Nigerians voted for state governors Tuesday in the last of three landmark ballots, amid deep concern over security after the presidential vote ignited an explosion of deadly unrest.
The vote comes after 16 April presidential elections led to widespread rioting across the mainly Muslim north of Africa's most populous nation, leaving more than 500 dead, according to a local rights group.
Unrest broke out despite what some observers said appeared to be Nigeria's cleanest vote for head of state since a return to civilian rule in 1999, with the country seeking to break from a history of deeply flawed polls.
The election won by President Goodluck Jonathan exposed deep divisions in Nigeria, particularly between the country's economically marginalised north and predominately Christian south, home to the oil industry.
Voters in the main northern city of Kano, one of the areas hit hard by the rioting, lined up at polling places Tuesday morning, but turnout so far appeared far below that of the presidential election.
"I am out here again to exercise my civic right, hoping that this time around I will get what I vote for," said Shamsu Adamu, a 26-year-old student. "I have no fear of violence because, in most cases, violence erupts after elections when people allege rigging."
Most of Nigeria's 36 states were holding governorship and state assembly polls. Security was tight, with curfews and military patrols having largely brought calm to the continent's largest oil producer.
The ruling Peoples Democratic Party was projected to lose a number of states and many races were expected to be closely fought, raising concerns that desperate politicians may seek to rig the vote.
Some analysts believe that could set off another round of violence, with much of the initial rioting following the presidential election believed to have started over allegations of rigging.
Nigeria's state governors wield significant power and preside over large budgets thanks to revenue generated by the country's oil industry. They play influential roles in national politics, and the seats are highly sought after.
The ruling party currently controls some 27 state governorships, but it faces tough challenges.
In the southwest, the Action Congress of Nigeria opposition, which is in power in the economic capital Lagos, will be looking to gain more ground.
The Congress for Progressive Change, the party of ex-military ruler Muhammadu Buhari, Jonathan's main challenger in the presidential vote, appears set to make gains in the north.
Nigeria's enormous effort to hold credible polls after a series of badly flawed ballots is seen as giving a greater opening for opposition parties.
But there were fears that turnout would be reduced due to last week's violence, which the Red Cross estimates displaced some 74,000 people. Initial indications from a handful of polling stations showed low turnout, but no conclusions could yet be drawn.
Jonathan, a southern Christian, defeated Buhari, a Muslim from the north, by a score of 57 per cent to 31 per cent in the presidential vote.
There were allegations of rigging in the north, including from Buhari himself, though observers hailed the election as a major step forward for Nigeria.
A completely new voter list was compiled with the use of electronic fingerprinting and various safeguards were put in place in an effort to prevent election-day rigging and ballot-box snatching.

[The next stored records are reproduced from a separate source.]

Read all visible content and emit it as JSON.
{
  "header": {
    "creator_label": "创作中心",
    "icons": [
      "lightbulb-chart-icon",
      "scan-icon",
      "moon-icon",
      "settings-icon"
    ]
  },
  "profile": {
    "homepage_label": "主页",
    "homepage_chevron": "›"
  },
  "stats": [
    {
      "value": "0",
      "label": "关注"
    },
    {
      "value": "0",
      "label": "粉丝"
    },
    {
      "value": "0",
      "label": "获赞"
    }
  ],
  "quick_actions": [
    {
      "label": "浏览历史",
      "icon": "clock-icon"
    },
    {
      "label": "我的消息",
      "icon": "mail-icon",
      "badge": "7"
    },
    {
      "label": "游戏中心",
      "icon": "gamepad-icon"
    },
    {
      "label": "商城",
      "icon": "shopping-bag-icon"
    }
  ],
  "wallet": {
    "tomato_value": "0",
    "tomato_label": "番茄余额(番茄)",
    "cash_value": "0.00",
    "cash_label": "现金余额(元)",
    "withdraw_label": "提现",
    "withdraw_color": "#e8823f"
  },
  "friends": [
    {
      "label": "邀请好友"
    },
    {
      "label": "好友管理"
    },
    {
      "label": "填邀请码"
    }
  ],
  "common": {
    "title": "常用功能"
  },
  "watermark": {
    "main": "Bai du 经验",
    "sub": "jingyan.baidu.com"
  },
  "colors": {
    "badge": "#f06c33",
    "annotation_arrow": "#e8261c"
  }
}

Observers note that serious problems remain, but say the parliamentary elections on 9 April -- which had to be postponed from 2 April -- and the presidential vote constituted significant improvements.
Not all states will be voting Tuesday. Kaduna and Bauchi states will hold their state elections on Thursday due to deadly unrest there.
A total of 26 states, including Kaduna and Bauchi, will hold governorship ballots this week, while all 36 will hold state assembly polls.
The other 10 states will not hold governorship ballots at this time because of court cases over previous election results that delayed the start of governors' terms of office.